Nani Afrida, Jakarta – The government's plan to issue ID cards for children has met with criticism from activists who call for better public service with regard to birth certificate issuance and child protection.
"Before issuing child ID, how about accomplishing the law's mandate on providing birth certificate to all Indonesian children first?" Seto Mulyadi, a children's rights activist, told The Jakarta Post on Sunday.
The Home Ministry announced last week that it would issue Kartu Identitas Anak (KIA), or child ID cards, beginning next month. The KIA will be the official form of identification for unmarried Indonesians below the age of 18.
Seto said that many parents still meet with difficulties when trying to obtain birth certificates for their children.
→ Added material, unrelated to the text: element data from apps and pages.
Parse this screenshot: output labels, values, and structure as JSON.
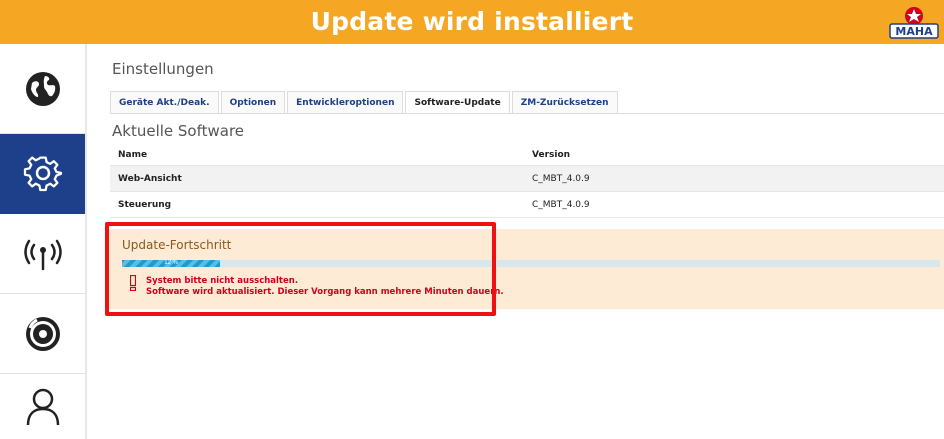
{
  "header": {
    "title": "Update wird installiert",
    "logo_text": "MAHA",
    "color": "#f5a623"
  },
  "sidebar": {
    "items": [
      {
        "icon": "globe-icon",
        "active": false
      },
      {
        "icon": "gear-icon",
        "active": true
      },
      {
        "icon": "antenna-icon",
        "active": false
      },
      {
        "icon": "brake-disc-icon",
        "active": false
      },
      {
        "icon": "user-icon",
        "active": false
      }
    ],
    "active_color": "#1e3f8a"
  },
  "settings": {
    "title": "Einstellungen",
    "tabs": [
      {
        "label": "Geräte Akt./Deak."
      },
      {
        "label": "Optionen"
      },
      {
        "label": "Entwickleroptionen"
      },
      {
        "label": "Software-Update",
        "active": true
      },
      {
        "label": "ZM-Zurücksetzen"
      }
    ]
  },
  "software": {
    "title": "Aktuelle Software",
    "columns": {
      "name": "Name",
      "version": "Version"
    },
    "rows": [
      {
        "name": "Web-Ansicht",
        "version": "C_MBT_4.0.9"
      },
      {
        "name": "Steuerung",
        "version": "C_MBT_4.0.9"
      }
    ]
  },
  "update": {
    "title": "Update-Fortschritt",
    "progress_percent": 12,
    "progress_label": "12 %",
    "warnings": [
      "System bitte nicht ausschalten.",
      "Software wird aktualisiert. Dieser Vorgang kann mehrere Minuten dauern."
    ],
    "warning_color": "#d0011b"
  }
}
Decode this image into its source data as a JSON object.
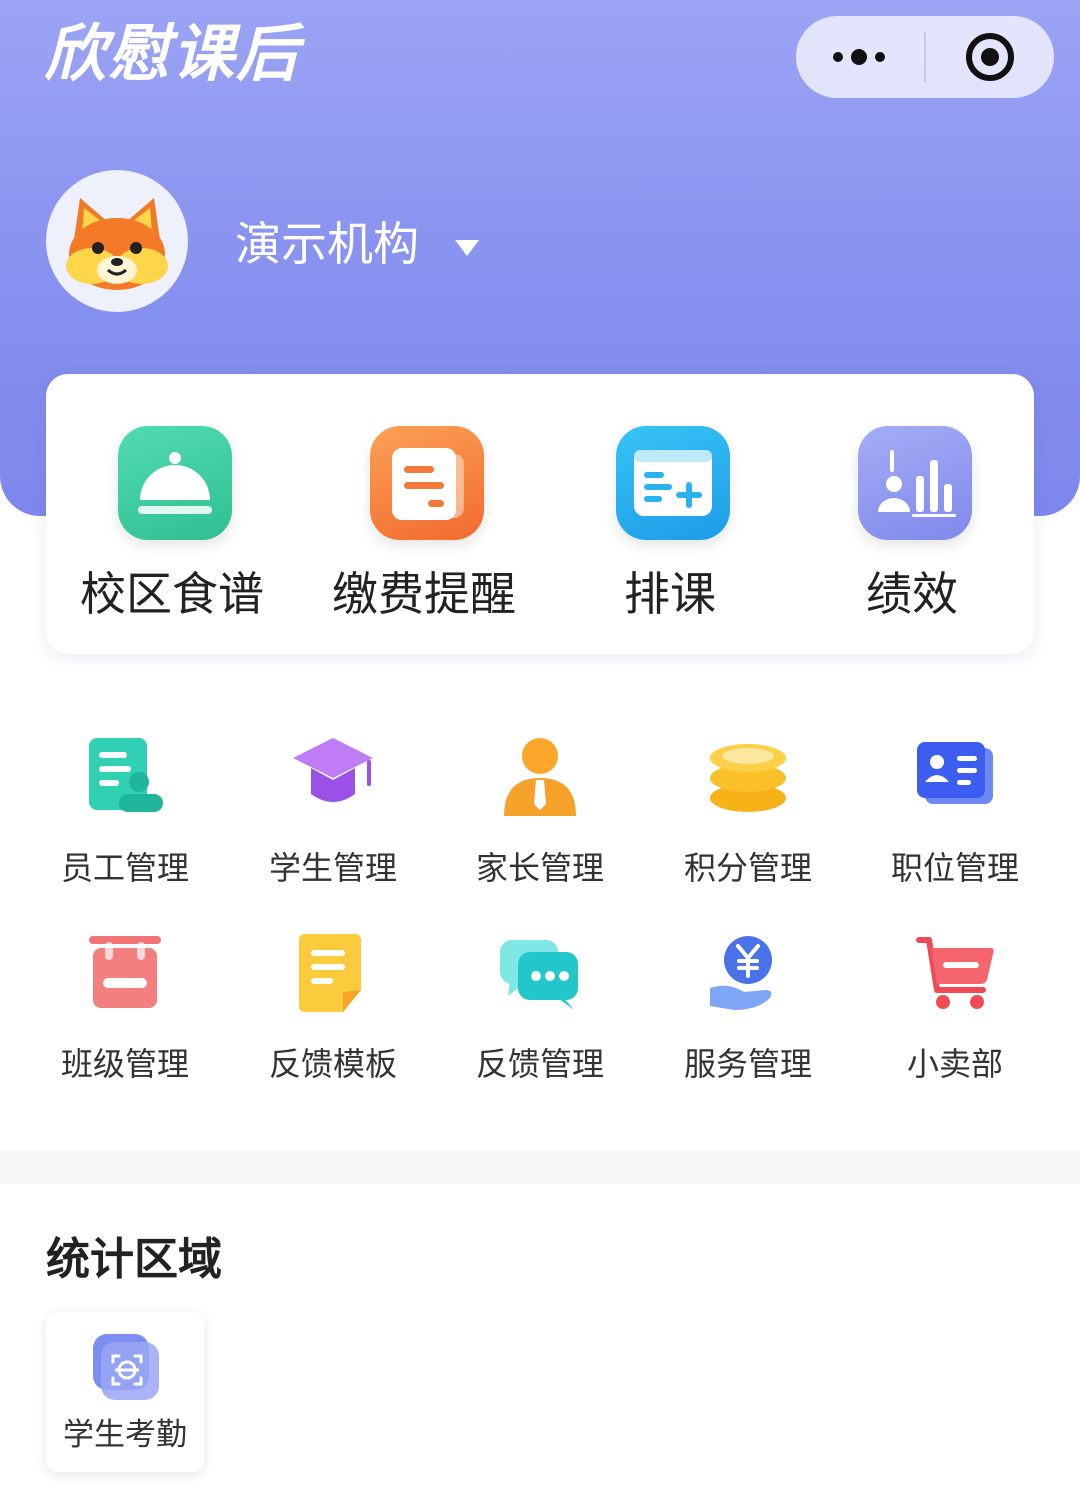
{
  "app": {
    "logo_text": "欣慰课后"
  },
  "capsule": {
    "more_icon": "ellipsis-icon",
    "close_icon": "target-circle-icon"
  },
  "profile": {
    "org_name": "演示机构",
    "avatar_icon": "fox-mascot-icon"
  },
  "quick_actions": [
    {
      "label": "校区食谱",
      "icon": "food-dome-icon",
      "color": "#3cc9a0"
    },
    {
      "label": "缴费提醒",
      "icon": "bill-icon",
      "color": "#f47a3a"
    },
    {
      "label": "排课",
      "icon": "schedule-add-icon",
      "color": "#2ab3f0"
    },
    {
      "label": "绩效",
      "icon": "performance-chart-icon",
      "color": "#8d97ee"
    }
  ],
  "grid": [
    {
      "label": "员工管理",
      "icon": "staff-doc-icon"
    },
    {
      "label": "学生管理",
      "icon": "graduation-cap-icon"
    },
    {
      "label": "家长管理",
      "icon": "parent-person-icon"
    },
    {
      "label": "积分管理",
      "icon": "coin-stack-icon"
    },
    {
      "label": "职位管理",
      "icon": "id-card-icon"
    },
    {
      "label": "班级管理",
      "icon": "class-board-icon"
    },
    {
      "label": "反馈模板",
      "icon": "note-template-icon"
    },
    {
      "label": "反馈管理",
      "icon": "chat-bubbles-icon"
    },
    {
      "label": "服务管理",
      "icon": "yen-hand-icon"
    },
    {
      "label": "小卖部",
      "icon": "shopping-cart-icon"
    }
  ],
  "stats": {
    "title": "统计区域",
    "items": [
      {
        "label": "学生考勤",
        "icon": "face-scan-icon"
      }
    ]
  }
}
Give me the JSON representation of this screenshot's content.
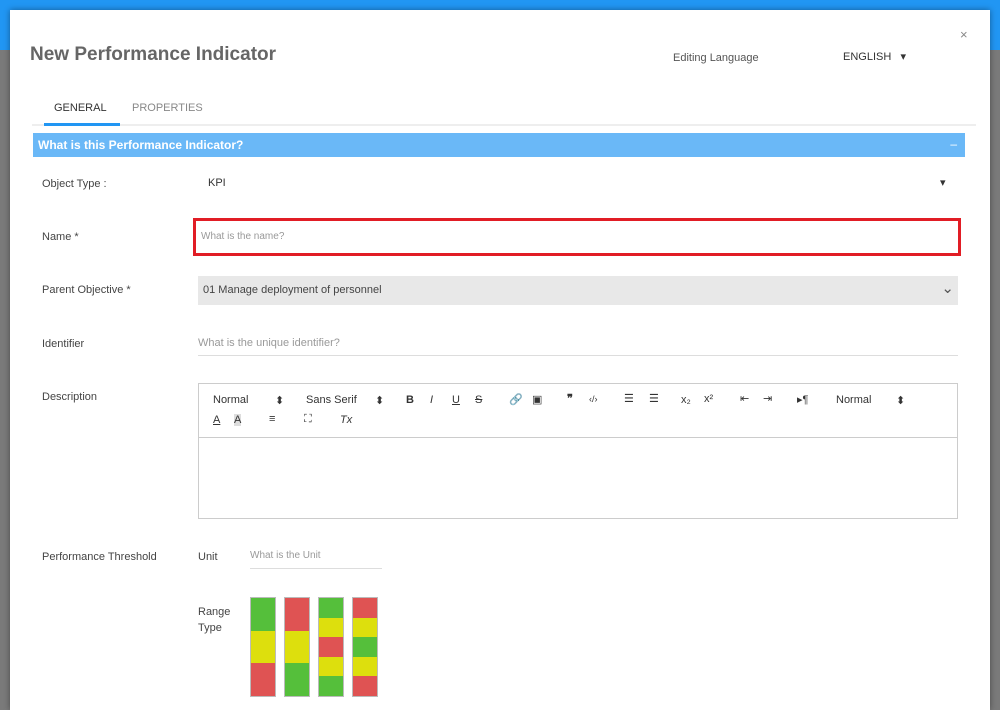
{
  "dialog": {
    "title": "New Performance Indicator",
    "close": "×",
    "editing_language_label": "Editing Language",
    "language": "ENGLISH",
    "language_caret": "▾"
  },
  "tabs": [
    {
      "label": "GENERAL",
      "active": true
    },
    {
      "label": "PROPERTIES",
      "active": false
    }
  ],
  "section": {
    "title": "What is this Performance Indicator?",
    "toggle": "–"
  },
  "form": {
    "object_type": {
      "label": "Object Type :",
      "value": "KPI",
      "caret": "▾"
    },
    "name": {
      "label": "Name *",
      "placeholder": "What is the name?"
    },
    "parent": {
      "label": "Parent Objective *",
      "value": "01 Manage deployment of personnel",
      "caret": "⌄"
    },
    "identifier": {
      "label": "Identifier",
      "placeholder": "What is the unique identifier?"
    },
    "description": {
      "label": "Description",
      "toolbar": {
        "header": "Normal",
        "font": "Sans Serif",
        "size": "Normal",
        "updown": "⬍",
        "bold": "B",
        "italic": "I",
        "underline": "U",
        "strike": "S",
        "quote": "❞",
        "code": "‹/›",
        "sub": "x₂",
        "sup": "x²",
        "rtl": "▸¶",
        "color": "A",
        "bg": "A",
        "align": "≡",
        "fullscreen": "⛶",
        "clean": "Tx"
      }
    },
    "threshold": {
      "label": "Performance Threshold",
      "unit_label": "Unit",
      "unit_placeholder": "What is the Unit",
      "range_label": "Range Type",
      "range_types": [
        [
          "g",
          "y",
          "r"
        ],
        [
          "r",
          "y",
          "g"
        ],
        [
          "g",
          "y",
          "r",
          "y",
          "g"
        ],
        [
          "r",
          "y",
          "g",
          "y",
          "r"
        ]
      ]
    }
  },
  "colors": {
    "accent": "#2196f3",
    "section": "#6ab8f7",
    "error": "#e11d25",
    "green": "#55bf3b",
    "yellow": "#dddf0d",
    "red": "#df5353"
  }
}
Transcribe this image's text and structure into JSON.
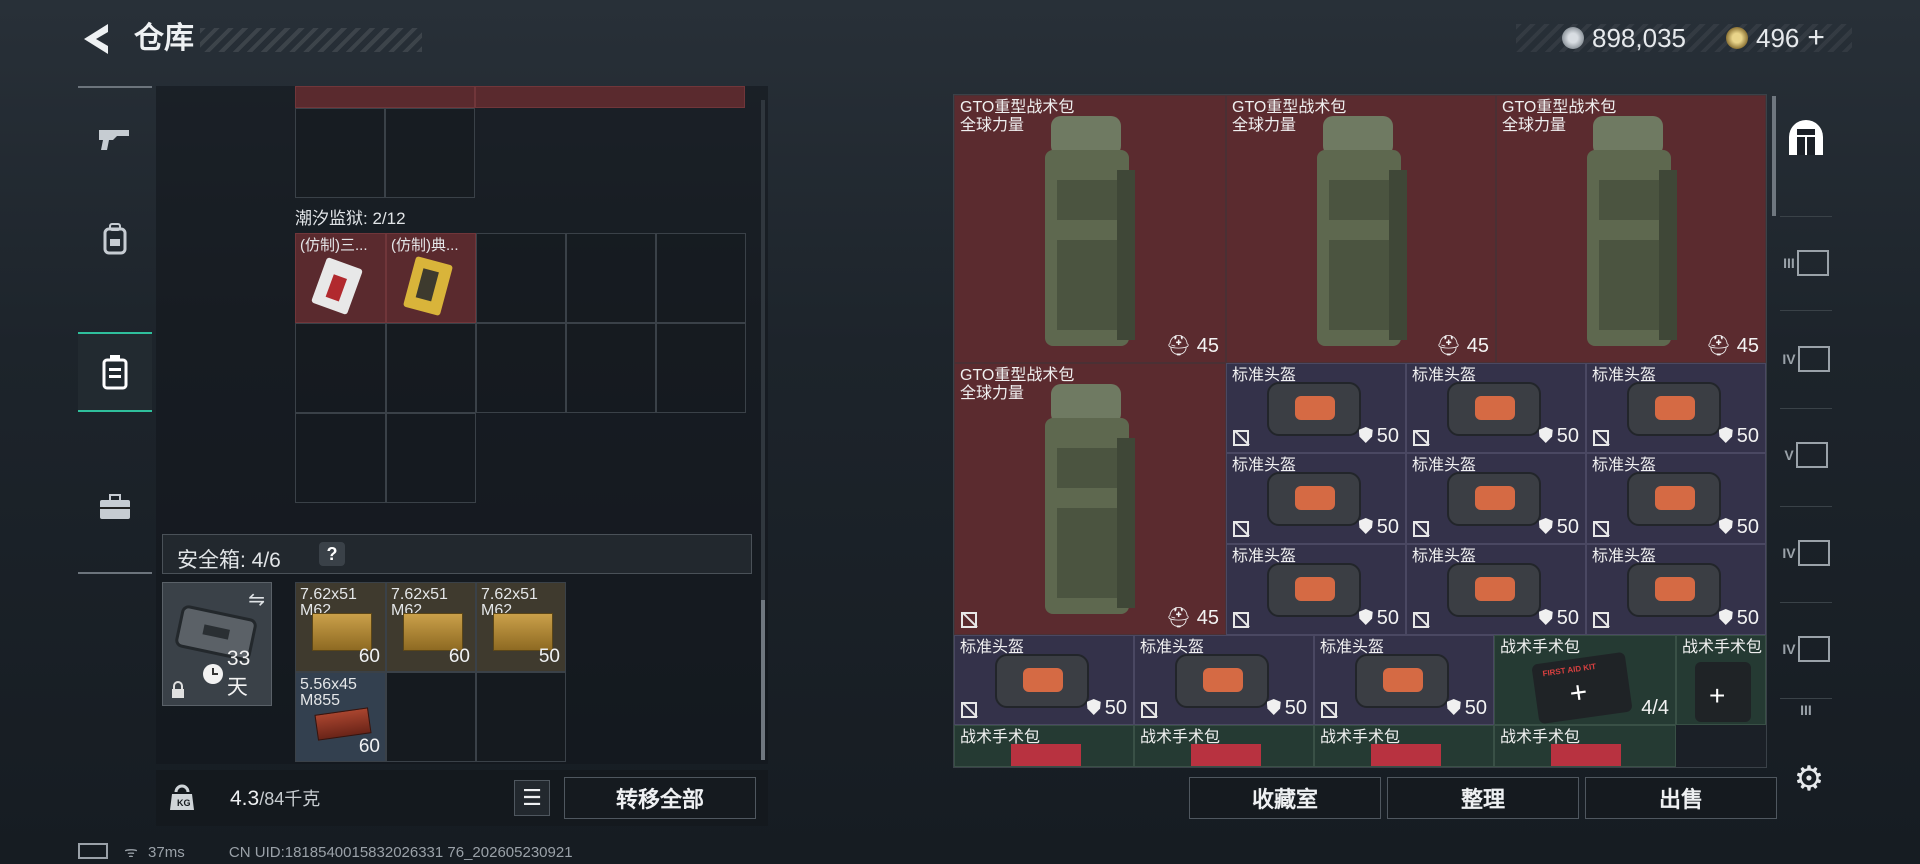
{
  "header": {
    "back_icon": "back-arrow-icon",
    "title": "仓库",
    "currency1": "898,035",
    "currency2": "496",
    "currency2_plus": "+"
  },
  "sidebar": {
    "tabs": [
      {
        "icon": "gun-icon"
      },
      {
        "icon": "backpack-icon"
      },
      {
        "icon": "container-icon",
        "active": true
      },
      {
        "icon": "briefcase-icon"
      }
    ]
  },
  "stash": {
    "prison_label": "潮汐监狱: 2/12",
    "prison_items": [
      "(仿制)三...",
      "(仿制)典..."
    ],
    "safebox_label": "安全箱: 4/6",
    "safebox_help": "?",
    "safebox_days": "33天",
    "ammo": [
      {
        "name": "7.62x51",
        "sub": "M62",
        "count": "60"
      },
      {
        "name": "7.62x51",
        "sub": "M62",
        "count": "60"
      },
      {
        "name": "7.62x51",
        "sub": "M62",
        "count": "50"
      },
      {
        "name": "5.56x45",
        "sub": "M855",
        "count": "60"
      }
    ],
    "weight_current": "4.3",
    "weight_max": "/84千克",
    "transfer_all": "转移全部"
  },
  "inventory": {
    "backpack_name1": "GTO重型战术包",
    "backpack_name2": "全球力量",
    "backpack_val": "45",
    "helmet_name": "标准头盔",
    "helmet_val": "50",
    "medkit_name": "战术手术包",
    "medkit_val": "4/4",
    "medkit_logo": "FIRST AID KIT"
  },
  "buttons": {
    "collection": "收藏室",
    "organize": "整理",
    "sell": "出售"
  },
  "right_strip": [
    "home-icon",
    "III",
    "IV",
    "V",
    "IV",
    "IV",
    "III"
  ],
  "status": {
    "ping": "37ms",
    "uid": "CN UID:1818540015832026331 76_202605230921"
  },
  "colors": {
    "accent": "#2fbf9c",
    "backpack_bg": "#5b2b2f",
    "helmet_bg": "#34324a",
    "medkit_bg": "#253a33"
  }
}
They have to deal with a long bureaucratic process, which lower-income people often find difficult to access. "Make the process [to issue a birth certificate] fast and free, this is more important than providing KIA for children," he said.
Seto said many children, especially street children, had no birth certificates. As a consequence, they could not access their right to education, health and or even a place in a cemetery. "We also believe that the KIA will create discrimination and as a result the gap between the rich and poor will get even bigger," Seto added.
The Indonesian Child Protection Commission (KPAI) share similar thoughts, saying that there were many other problems related to children that should be prioritized. "The birth certificate is one of issues, the others are child protection as well as family strengthening and self defense programs for children, for them to say 'no' to people who will exploit them," said Erlinda, a spokesperson for KPAI.
In the past four years KPAI received more than 16,000 reports of violence against children across the country's 34 provinces and 179 cities. "Child ID might be important, but it is not a priority," she added.
Erlinda said KIA will help children who get into trouble due to laws or regulation. Based on the government's plan, there will be two categories of KIA, one for children under 5 years of age and one for those between 5 and 17. For newborns, the civil registration agency will issue a KIA along with their birth certificate.
However, it is not clear whether the two identification cards will have to be renewed after a period of time. The government also plans to finance the program using the state budget.
Home Ministry spokesperson Dodi Riyadmadji told the Post that 50 cities throughout Indonesia had initiated the program a year ago. "We expect that all cities will follow the program gradually," Dodi said.
He said that the 50 cities that had already started to implement KIA included Malang in East Java, Balikpapan in East Kalimantan, Bantul regency in Yogyakarta, Makassar in South Sulawesi and Depok in West Java.
Previously the minister of home affairs Tjahjo Kumolo said that KIA would be very important for the children as, for instance, the children can open bank accounts or get an Indonesia health card and an Indonesian smart card using their own names.
"If they go abroad, they don't need to have a passport attached to their parent," Tjahjo said. He also said the ministry would form a special team in each village or sub-village to input child data.